Leptin levels are also reduced when you lose weight, which is one of the reasons it is so hard to maintain weight loss in the long-term. The brain once again thinks you are starving, and pushes you to eat more in order to produce more leptin. (21)
Actions to improving leptin sensitivity:
- Avoid inflammatory foods: Limit foods that create inflammation such as highly processed carbohydrates, sugary drinks, industrialized vegetable and seed oils, and trans-fat.
- Eat more anti-inflammatory foods: such as fatty fish, bok choy, ginger and berries. (24, 25)
- Exercise regularly: Moderate physical activity has been shown to improve leptin sensitivity. (26, 27)
- Supplement wisely: Studies show that people using alpha-lipoic acid and fish oil were able to lose more weight while having a smaller decrease in leptin than those not taking the supplement. (28
Ghrelin is termed by many professionals in the nutrition industry as the hunger hormone.
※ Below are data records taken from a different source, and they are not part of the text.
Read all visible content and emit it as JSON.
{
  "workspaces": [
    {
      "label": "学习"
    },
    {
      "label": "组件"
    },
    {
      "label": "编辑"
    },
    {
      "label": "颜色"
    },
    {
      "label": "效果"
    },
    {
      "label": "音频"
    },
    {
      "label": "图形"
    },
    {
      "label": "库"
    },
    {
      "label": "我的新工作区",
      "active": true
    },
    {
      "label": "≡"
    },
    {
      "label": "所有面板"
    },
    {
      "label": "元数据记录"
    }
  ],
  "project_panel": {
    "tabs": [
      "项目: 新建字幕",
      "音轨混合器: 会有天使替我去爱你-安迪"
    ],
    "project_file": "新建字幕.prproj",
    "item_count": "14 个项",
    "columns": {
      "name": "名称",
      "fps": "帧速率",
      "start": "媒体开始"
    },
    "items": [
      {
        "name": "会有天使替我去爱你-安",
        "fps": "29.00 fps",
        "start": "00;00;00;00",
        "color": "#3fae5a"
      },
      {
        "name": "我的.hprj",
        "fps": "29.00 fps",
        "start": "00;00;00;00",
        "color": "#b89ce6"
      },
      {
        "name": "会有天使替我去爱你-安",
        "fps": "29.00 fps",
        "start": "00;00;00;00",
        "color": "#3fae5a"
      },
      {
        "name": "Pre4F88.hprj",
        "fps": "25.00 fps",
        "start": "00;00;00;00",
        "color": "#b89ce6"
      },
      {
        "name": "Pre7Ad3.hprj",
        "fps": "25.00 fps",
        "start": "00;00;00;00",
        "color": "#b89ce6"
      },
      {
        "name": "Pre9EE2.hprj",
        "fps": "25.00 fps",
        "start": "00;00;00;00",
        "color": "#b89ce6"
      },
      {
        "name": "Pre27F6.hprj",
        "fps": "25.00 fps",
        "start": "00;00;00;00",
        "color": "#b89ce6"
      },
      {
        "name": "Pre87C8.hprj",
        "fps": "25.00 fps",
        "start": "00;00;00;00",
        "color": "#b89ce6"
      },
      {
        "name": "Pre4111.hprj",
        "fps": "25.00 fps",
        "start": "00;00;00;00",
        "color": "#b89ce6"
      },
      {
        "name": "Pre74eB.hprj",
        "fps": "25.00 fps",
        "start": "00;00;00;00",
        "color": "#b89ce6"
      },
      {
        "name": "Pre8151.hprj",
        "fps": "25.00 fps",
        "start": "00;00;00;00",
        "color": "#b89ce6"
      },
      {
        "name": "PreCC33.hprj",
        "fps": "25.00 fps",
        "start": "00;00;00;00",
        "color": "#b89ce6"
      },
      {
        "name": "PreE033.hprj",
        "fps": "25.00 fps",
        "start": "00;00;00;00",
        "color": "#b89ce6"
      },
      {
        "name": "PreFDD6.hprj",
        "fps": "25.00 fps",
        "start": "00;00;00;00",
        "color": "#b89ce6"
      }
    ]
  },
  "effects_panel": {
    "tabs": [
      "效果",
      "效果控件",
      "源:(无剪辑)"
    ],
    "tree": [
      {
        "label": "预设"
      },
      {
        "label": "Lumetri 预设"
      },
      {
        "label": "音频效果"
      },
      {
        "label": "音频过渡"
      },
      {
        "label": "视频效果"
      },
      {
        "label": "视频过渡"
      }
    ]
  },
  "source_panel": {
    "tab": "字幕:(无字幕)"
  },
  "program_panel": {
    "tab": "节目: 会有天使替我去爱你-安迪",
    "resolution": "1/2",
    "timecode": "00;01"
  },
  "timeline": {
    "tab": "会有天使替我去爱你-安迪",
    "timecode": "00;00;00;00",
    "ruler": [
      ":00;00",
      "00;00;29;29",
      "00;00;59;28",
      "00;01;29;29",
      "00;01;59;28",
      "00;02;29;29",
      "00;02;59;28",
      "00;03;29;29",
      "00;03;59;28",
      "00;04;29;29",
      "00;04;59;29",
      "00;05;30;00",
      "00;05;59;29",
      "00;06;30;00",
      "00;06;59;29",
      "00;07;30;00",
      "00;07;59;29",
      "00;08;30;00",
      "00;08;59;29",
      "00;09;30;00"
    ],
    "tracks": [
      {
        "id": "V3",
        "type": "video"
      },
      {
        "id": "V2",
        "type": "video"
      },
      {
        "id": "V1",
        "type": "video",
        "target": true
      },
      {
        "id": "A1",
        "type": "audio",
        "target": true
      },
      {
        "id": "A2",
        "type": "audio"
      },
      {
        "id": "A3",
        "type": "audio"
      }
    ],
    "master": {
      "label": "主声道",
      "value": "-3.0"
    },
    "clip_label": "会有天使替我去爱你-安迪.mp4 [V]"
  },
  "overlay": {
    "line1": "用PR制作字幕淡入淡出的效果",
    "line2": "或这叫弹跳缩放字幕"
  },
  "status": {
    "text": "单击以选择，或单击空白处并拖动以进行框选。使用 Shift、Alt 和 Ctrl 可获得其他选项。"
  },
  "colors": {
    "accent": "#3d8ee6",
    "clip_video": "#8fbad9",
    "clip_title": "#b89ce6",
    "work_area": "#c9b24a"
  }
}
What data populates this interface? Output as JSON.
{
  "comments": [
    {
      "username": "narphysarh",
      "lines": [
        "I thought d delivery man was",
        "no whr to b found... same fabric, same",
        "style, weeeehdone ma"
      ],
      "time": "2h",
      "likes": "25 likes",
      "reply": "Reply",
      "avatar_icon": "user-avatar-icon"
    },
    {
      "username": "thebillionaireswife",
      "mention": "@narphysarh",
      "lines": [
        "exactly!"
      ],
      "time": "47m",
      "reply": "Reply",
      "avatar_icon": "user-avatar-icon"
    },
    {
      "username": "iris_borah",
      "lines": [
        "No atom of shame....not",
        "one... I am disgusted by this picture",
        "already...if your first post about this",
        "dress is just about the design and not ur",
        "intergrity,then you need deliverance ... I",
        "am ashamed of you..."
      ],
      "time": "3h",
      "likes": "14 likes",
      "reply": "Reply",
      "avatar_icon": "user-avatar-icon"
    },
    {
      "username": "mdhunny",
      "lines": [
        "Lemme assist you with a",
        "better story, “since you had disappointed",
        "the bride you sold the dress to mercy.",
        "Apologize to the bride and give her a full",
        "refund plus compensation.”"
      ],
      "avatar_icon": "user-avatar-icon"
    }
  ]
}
When your stomach is running on E, it releases this rather fast acting hormone, which then sends a messaging signal to the hypothalamus, a region in the brain that controls body temperature, thirst, hunger, and other homeostatic systems, telling you to eat. (29)
Normally, ghrelin secretion is highest before eating and lowest about an hour after you’ve had a meal. However, in overweight or obese people, fasting ghrelin levels can often times be lower than in people of normal weight. (30)
Numerous studies also indicate that people who are overweight or obese have only a slight decrease in ghrelin after a meal. What this suggests is that the hypothalamus doesn’t receive a strong enough signal to stop eating, which then in turn leads to overeating. (31)
Actions to help reduce ghrelin levels:
- Avoid High Fructose Corn Syrup (HFCS): HFCS creates toxic inflammation and insulin resistance which then impairs the response mechanisms of ghrelin after meals. (32)
- Consume more protein: Eating protein at every meal has been shown to help reduce ghrelin levels and promote satiety (the feeling of fullness). (33, 34)